DEVLIN: Honestly, I think the thing is, I had tried, in my feeble attempts over the years, maybe forty different versions of the show, to find a way to bring it back. And the version that really excited Amazon, and IMDb TV, was this idea of a new character coming in that needs redemption. And it gave a kind of an engine for the show. The Nate Ford arc, which went over seventy-seven episodes, really had a fulfilling conclusion. This was a damaged character who was seeking revenge for the death of his son, and by the end of those seventy-seven episodes, he found peace. To just get him pissed off again seemed a little bit weird. So, we’re real happy with having a new fuel to this fire to start it up again.
AX: Was Harry Wilson specifically written for Noah Wyle, or did you come up with Harry Wilson, and then go, “Oh, Noah Wyle would be a great fit there”?
RORICK: The latter. We had Harry Wilson in mind, and we were writing outlines, and trying to find our way to the character. And then Dean pitched the idea of Noah, and when he came on board, it really started to click for us – how he’d sound, how he’d act, how he’d look.
AX: Noah Wyle directed several episodes of LEVERAGE: REDEMPTION. He’d earlier directed for you on THE LIBRARIANS. Cast member Beth Riesgraf is also directing this year. Is this something she’d wanted to do previously, or is directing something that, when everything came back, she raised her hand and said, “I’d like to do this now”?
DEVLIN: Well, what a lot of people don’t know is, before she was even a model, she was a photographer. And she’s always been a remarkable photographer. But back when we were doing THE LIBRARIANS, I remember one week, I got a phone call from Beth, saying, “I’m really interested in directing, could I come and shadow you on an episode?” And so, she flew herself up to Portland, she put herself up in a hotel, and she shadowed me every day of preproduction, all through the shoot, and even came into the editing room to watch what we were doing. And so, I knew then that she was very serious about this. This wasn’t just some vanity thing. She was really seeing a future for herself as a director. So, when LEVERAGE came back, it was a really good opportunity for me to see if she could do it. And she knocked it out of the park with the first one, so we gave her a second one [laughs].
AX: Aldis Hodge is only in a few episodes of LEVERAGE: REDEMPTION. Was he unavailable for more, or did you just want to save Hardison’s appearances up for some reason?
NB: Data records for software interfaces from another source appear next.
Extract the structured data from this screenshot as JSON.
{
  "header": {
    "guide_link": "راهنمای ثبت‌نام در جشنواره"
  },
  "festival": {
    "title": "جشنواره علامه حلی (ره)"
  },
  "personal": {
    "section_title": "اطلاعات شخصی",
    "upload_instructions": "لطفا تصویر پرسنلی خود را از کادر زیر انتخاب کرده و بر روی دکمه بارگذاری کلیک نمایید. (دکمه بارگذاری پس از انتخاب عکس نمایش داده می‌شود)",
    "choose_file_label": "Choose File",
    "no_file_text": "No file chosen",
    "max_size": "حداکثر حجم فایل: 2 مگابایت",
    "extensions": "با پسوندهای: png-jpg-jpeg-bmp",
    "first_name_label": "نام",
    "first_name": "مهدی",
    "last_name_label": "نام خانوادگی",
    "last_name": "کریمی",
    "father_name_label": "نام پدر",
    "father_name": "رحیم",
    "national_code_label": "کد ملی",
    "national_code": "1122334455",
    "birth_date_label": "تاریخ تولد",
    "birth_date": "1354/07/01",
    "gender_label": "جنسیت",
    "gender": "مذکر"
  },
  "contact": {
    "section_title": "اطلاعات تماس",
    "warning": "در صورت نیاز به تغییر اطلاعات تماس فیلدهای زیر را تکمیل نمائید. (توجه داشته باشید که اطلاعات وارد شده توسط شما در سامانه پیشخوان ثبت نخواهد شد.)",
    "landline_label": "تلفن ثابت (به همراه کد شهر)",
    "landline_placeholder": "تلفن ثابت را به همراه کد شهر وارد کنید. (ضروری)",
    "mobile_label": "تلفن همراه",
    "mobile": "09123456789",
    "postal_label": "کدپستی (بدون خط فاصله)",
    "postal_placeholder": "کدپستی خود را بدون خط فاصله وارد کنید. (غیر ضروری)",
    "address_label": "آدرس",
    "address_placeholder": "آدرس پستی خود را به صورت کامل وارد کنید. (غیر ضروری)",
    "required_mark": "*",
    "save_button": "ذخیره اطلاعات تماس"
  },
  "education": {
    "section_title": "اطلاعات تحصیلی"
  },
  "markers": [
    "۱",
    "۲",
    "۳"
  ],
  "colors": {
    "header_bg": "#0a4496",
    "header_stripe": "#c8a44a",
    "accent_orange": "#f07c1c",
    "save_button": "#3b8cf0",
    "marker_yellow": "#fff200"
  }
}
DEVLIN: Aldis Hodge is the hardest-working man in show business. [Recently] I think he’s done four or five movies, plus his TV series [Showtime’s CITY ON A HILL], and is now starring in a giant DC movie [BLACK ADAM] for Warner Brothers. The fact that he gave us any time at all was a miracle. I remember the first time I called him, I said, “You probably don’t have time, but we would love to have you back if you’d do an episode.” And he said to me, “Dean, I’ll come and do as much as I can, whenever I’m not previously committed. I’ll do as many as we can squeeze in.” And that’s exactly what we did. It was so generous of him, and it really shows the kind of person he is. It wasn’t about his ego, it wasn’t about money. He loved this show, he felt a connection to this character that he wasn’t ready to let go of, and he came and gave us as much time as he could. And hopefully he’ll have more time in Season 2.
AX: Do you know if you’re going into a second season of LEVERAGE: REDEMPTION?
DEVLIN: We hope so.
AX: And what would you most like people to know about the back half of LEVERAGE: REDEMPTION Season 1?
DEVLIN: It’s even better than the first half.
RORICK: There’s so much fun to be had, there are so many cool guest stars, there are so many cool locations that we went to, that it’s going to be a lot of fun for people.
Related: ALMOST PARADISE: Dean Devlin on the Season 1 Finale , the Electric Now app, LEVERAGE 2.0 and more
Article Source: Assignment X
Article: LEVERAGE: REDEMPTION: Showrunners Dean Devlin and Katie Rorick